    Hi Steve

    You said (July 14): “I favour redefin­ing shares and prop­erty own­er­ship in such a way that spec­u­la­tion on asset prices will be unprof­itable. Two basic ideas there are to make shares on the sec­ondary mar­ket time-lim­ited (expir­ing after say 30 years) and lim­it­ing the amount that can be secured against a prop­erty to ten times the annual rental of that prop­erty.”

    Your first sug­ges­tion is unlikely to work — in most of the first half of a 30-year time-lim­ited share’s life, its value would gyrate almost as much as an unlim­ited share with changes in expec­ta­tions of earn­ings and inter­est rates. I don’t think its a good approach any­way, why not use gear­ing lim­i­ta­tion as per your prop­erty sug­ges­tion.

    In the real world, of course, peo­ple will get round any restric­tions that are attempted, includ­ing lim­its on gear­ing.

    My (utopian) sug­ges­tion would be to abol­ish debt. It may sound crazy, but the prin­ci­ples of Islamic bank­ing might offer a way out of the cycle. (Although Islamic bankers now try to get around their restric­tions to cre­ate West­ern-style debt that still meets the let­ter of their reli­gious law.) 

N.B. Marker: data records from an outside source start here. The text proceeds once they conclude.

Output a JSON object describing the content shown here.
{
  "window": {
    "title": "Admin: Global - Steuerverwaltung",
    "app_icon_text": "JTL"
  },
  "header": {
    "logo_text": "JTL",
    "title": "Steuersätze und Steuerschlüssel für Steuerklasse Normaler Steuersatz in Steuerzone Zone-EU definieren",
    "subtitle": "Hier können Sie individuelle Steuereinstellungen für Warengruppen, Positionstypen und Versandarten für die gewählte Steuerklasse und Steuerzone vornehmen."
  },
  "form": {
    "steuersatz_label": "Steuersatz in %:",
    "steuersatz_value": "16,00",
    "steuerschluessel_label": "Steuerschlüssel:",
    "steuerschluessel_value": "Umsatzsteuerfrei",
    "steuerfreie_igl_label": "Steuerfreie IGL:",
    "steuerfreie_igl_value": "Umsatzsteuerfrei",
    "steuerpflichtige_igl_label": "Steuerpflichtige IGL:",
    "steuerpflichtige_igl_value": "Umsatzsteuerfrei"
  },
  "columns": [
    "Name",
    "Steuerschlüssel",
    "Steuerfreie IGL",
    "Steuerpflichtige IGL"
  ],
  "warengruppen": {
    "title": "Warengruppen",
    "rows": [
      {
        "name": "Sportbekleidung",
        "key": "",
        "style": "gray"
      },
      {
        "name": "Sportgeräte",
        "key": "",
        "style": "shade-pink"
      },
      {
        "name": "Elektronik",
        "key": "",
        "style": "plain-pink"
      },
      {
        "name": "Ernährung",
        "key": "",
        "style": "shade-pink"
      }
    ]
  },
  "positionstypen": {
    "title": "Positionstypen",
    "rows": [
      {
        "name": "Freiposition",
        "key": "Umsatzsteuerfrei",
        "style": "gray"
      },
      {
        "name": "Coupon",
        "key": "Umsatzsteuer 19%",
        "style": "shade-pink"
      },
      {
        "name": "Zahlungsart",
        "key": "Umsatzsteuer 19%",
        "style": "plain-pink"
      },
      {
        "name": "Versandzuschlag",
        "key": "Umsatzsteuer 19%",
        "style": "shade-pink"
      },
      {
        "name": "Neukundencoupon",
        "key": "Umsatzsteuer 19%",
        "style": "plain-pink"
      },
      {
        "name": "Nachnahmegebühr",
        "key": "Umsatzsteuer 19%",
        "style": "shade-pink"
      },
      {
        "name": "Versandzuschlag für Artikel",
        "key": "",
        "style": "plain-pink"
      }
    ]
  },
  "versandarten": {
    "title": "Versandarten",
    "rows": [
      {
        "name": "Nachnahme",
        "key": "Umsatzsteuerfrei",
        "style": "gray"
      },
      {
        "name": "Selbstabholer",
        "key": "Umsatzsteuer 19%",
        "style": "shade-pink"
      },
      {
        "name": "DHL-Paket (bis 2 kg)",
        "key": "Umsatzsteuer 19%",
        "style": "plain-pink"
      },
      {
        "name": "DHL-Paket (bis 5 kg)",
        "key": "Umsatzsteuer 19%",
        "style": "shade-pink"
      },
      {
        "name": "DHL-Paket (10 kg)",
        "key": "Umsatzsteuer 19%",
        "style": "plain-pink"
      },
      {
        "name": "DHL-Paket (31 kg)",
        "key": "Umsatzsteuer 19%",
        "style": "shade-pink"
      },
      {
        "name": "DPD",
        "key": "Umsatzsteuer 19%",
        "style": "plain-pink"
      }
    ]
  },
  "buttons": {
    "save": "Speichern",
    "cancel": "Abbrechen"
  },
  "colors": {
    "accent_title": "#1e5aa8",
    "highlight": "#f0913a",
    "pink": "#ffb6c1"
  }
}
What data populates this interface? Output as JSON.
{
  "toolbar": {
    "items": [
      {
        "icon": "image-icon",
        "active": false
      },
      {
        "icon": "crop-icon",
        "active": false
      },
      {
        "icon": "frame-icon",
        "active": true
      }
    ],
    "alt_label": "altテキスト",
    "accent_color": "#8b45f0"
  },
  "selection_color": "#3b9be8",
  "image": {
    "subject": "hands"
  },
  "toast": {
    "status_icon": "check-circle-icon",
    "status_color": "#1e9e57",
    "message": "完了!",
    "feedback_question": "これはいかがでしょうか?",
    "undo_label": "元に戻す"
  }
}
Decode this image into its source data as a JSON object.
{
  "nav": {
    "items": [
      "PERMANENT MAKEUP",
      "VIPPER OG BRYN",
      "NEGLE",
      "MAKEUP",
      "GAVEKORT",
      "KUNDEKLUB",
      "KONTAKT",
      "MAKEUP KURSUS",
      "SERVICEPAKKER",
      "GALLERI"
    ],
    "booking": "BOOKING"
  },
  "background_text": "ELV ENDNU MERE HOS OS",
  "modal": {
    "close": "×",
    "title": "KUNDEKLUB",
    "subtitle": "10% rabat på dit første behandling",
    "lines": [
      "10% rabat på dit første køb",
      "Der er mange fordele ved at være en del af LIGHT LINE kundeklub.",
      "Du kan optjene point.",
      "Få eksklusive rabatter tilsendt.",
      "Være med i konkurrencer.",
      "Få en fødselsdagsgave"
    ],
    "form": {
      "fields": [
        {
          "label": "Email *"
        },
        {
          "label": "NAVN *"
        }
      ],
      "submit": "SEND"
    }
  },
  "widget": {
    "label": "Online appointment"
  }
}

    I think of debt as a con job — the lender thinks they’re get­ting safety, but in fact they are ulti­mately tak­ing some kind of equity risk. Your bank takes your deposit and lends it to over-geared house own­ers, or to busi­nesses, or devel­op­ers etc. They charge (what they think is) an appro­pri­ate return for the risk, and give you a fixed lower return. If cap­i­tal was only avail­able on an equity-par­tic­i­pat­ing basis, no-one could lever­age up a fixed fund­ing cost to cre­ate a super return for them­selves on a heads-I-win tails-you-lose basis. Bor­row­ers would be forced to pay away most of their gains to their fun­ders (ie the ones that are tak­ing the risk) and fun­ders would be more aware of the risks they were tak­ing and demand com­men­su­rate returns. And with­out debt, it is quite hard to go bust. Assets that fall in value rarely go to zero. Busi­nesses fail to meet oper­at­ing costs much less fre­quently than they fail to meet fund­ing costs. In a slow­down you would end up with smaller losses, more widely spread, and a much dimin­ished forced-sale down­wards asset price cycle.

    Would that kill the leverage/debt-deflation cycle off? I think it might. The prob­lem would be stop­ping peo­ple cir­cum­vent­ing restric­tions to cre­ate debt by another name as per what’s hap­pen­ing in the Islamic world.

    PS I am a Chris­t­ian-back­ground athe­ist, not a Mus­lim.